The document warned that this development paradox, combined with the inability of the African countries in building, retaining and utilising indigenous capacities critical to Africa’€™s growth and development would deprive Africa of its vital development resources and make it more heavily dependent on foreign expertise.

In the 1970s, the US government calculated that it gained U$20 000 (R160 000) for every skilled worker from a developing country.

The United Nations Conference on Trade and Development (UNCTAD) estimates that for each professional aged between 25 and 35 years, U$184 000 (R1,5 million) is saved in training costs by developed countries.

Meeus said that the 27 richest developed countries have a workforce of about three million professional educated in developing countries.

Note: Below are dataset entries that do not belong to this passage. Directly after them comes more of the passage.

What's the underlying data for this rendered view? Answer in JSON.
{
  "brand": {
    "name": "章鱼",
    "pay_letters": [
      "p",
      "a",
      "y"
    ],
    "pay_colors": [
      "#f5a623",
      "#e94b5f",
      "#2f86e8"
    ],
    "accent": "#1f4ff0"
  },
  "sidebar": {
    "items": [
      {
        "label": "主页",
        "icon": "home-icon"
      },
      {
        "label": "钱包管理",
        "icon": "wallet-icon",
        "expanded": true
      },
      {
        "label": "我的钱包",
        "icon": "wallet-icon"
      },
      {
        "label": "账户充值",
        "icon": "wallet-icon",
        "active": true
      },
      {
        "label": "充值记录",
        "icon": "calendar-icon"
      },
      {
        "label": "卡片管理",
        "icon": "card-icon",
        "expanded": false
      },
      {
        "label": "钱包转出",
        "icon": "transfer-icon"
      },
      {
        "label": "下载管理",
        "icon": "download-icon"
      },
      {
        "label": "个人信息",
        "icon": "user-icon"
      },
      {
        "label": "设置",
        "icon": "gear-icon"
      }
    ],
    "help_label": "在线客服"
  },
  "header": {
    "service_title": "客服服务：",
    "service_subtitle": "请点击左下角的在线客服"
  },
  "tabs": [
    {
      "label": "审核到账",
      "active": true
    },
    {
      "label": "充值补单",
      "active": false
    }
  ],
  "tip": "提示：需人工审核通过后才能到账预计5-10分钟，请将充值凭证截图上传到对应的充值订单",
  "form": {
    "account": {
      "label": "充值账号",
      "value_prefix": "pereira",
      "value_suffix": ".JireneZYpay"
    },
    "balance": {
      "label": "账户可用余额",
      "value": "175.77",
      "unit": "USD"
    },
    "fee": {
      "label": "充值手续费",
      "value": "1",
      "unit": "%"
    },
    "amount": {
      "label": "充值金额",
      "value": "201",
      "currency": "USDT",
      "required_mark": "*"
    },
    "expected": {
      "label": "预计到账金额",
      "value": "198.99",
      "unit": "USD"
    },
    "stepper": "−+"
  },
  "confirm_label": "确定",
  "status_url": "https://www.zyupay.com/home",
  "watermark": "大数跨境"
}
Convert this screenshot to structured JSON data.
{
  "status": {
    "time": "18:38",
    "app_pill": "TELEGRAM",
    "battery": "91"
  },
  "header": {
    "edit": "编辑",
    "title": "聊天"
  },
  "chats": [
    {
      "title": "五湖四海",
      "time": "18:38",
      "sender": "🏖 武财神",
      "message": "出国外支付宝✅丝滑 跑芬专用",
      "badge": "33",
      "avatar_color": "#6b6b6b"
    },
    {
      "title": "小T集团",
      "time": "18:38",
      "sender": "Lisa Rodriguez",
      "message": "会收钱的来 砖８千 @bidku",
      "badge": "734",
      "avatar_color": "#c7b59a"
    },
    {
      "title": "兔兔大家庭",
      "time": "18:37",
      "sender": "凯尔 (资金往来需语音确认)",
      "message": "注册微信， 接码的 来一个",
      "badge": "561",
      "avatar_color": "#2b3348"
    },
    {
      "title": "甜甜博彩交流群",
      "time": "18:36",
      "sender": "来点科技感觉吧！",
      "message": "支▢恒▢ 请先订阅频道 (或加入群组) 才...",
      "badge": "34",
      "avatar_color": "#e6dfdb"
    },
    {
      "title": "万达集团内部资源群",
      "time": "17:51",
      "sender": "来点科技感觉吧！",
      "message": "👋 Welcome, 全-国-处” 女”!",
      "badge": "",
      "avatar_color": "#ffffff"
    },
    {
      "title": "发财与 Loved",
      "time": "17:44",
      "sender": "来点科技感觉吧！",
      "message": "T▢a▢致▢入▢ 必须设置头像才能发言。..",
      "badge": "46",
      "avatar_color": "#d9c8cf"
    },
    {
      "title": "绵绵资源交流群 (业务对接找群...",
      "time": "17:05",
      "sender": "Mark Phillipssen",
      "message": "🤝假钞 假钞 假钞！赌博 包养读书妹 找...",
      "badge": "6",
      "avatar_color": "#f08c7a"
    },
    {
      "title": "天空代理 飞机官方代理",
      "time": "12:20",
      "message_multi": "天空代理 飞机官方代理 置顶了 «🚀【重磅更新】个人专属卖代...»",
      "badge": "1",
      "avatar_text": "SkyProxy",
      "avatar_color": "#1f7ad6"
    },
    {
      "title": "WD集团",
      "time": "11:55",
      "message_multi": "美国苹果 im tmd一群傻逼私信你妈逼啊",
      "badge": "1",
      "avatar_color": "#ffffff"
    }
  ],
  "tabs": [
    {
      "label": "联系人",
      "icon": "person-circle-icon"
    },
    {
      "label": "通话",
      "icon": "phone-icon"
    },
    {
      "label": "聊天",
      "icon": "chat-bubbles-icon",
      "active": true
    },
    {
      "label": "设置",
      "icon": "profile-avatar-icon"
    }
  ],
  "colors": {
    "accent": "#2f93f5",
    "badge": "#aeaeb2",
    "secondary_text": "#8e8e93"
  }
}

Using the conservative figure of U$20 000 (R160 000) per person educated outside these 27 countries, the transfer of wealth from developing to developed countries is about U$60 billion (R480 billion).

The savings to these rich countries is a staggering U$552 billion (R4 416 billion) if the UNCTAD figure of U$184 000 (R1,5 million) is used.

The United Nations also found that Africa spent an estimated 35% of overseas donor assistance annually, about U$4 billion (R32 billion), on salaries of 100 000 foreign experts (all sectors, not only health) to replace lost capacity, to build capacity and/or provide technical assistance.

About the author

Anso Thom